Movement have been making high quality, dodgily-painted skis with a penchant for freeride excellence for a decade or so. Their classics to date are the Jam, Gambler and Buzz – the former are wide-tipped, short radius mega-flickable all-mountain skis with a ravenous appetite for hardpack and crud. The latter is a classic freeride ski in the ‘you’ll be doing most of the work, laddie’ feel to it. They’ve had some fine women’s skis through the years but in general the brand has been fairly unisex – one where only decent skiers need apply to get the best from it.
So when we first saw the Ultimate it was so far off our radar that it had to be pushed into our hands. The Ultimate is a lightweight, lightly rockered ski sitting at the wide side of the women’s all-mountain bracket. It has semi cap construction, which keeps a bit of punch in the cambered zone of the ski. We stood at the stand and bent it, like you do, wondering why the Movement guys were so enthused (maybe it was because we were holding the first decent Movement women’s graphic ever?), and then went for a ski. The guess was that it would flatter to a point, have a bit of typical Movement liveliness and then get a bit floppy once the pressure increased.
Well, all of the gentler skiers loved it, so spot on so far. And then we started winding it up a couple of notches and the scream team started to take notice. From this point on we hoarded the single demonstrator model, passing it between the testers with a ‘see what you think’ nod. The winning trait was turn initiation – the overall stiffness isn’t epic but the Ultimate whips in as hard as you want to drive it and hangs on to hardpack so much more vigorously than we expected. It’s so easy to weave around; like a freeride ski which carves.

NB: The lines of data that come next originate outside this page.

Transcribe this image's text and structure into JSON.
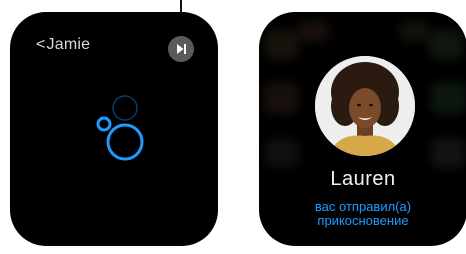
{
  "left_watch": {
    "back_chevron": "<",
    "back_label": "Jamie",
    "send_icon": "play-pause-icon",
    "accent_color": "#1e9bff"
  },
  "right_watch": {
    "contact_name": "Lauren",
    "status_line_1": "вас отправил(а)",
    "status_line_2": "прикосновение",
    "status_color": "#1e9bff"
  }
}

Once in the soft snow it planes fast and feels super-playful. Soft snow is just too easy; poppy with a light swing weight to set up those perfect powder 8s. The light tail rocker sucked down the rear as the pace built, making it track sweetly as the pace built. And, it turned out, 88mm underfoot seems to generate the same float for lighter skiers as a 10mm wider unisex ski. Get a pair about your height and you’ll find the perfect mix.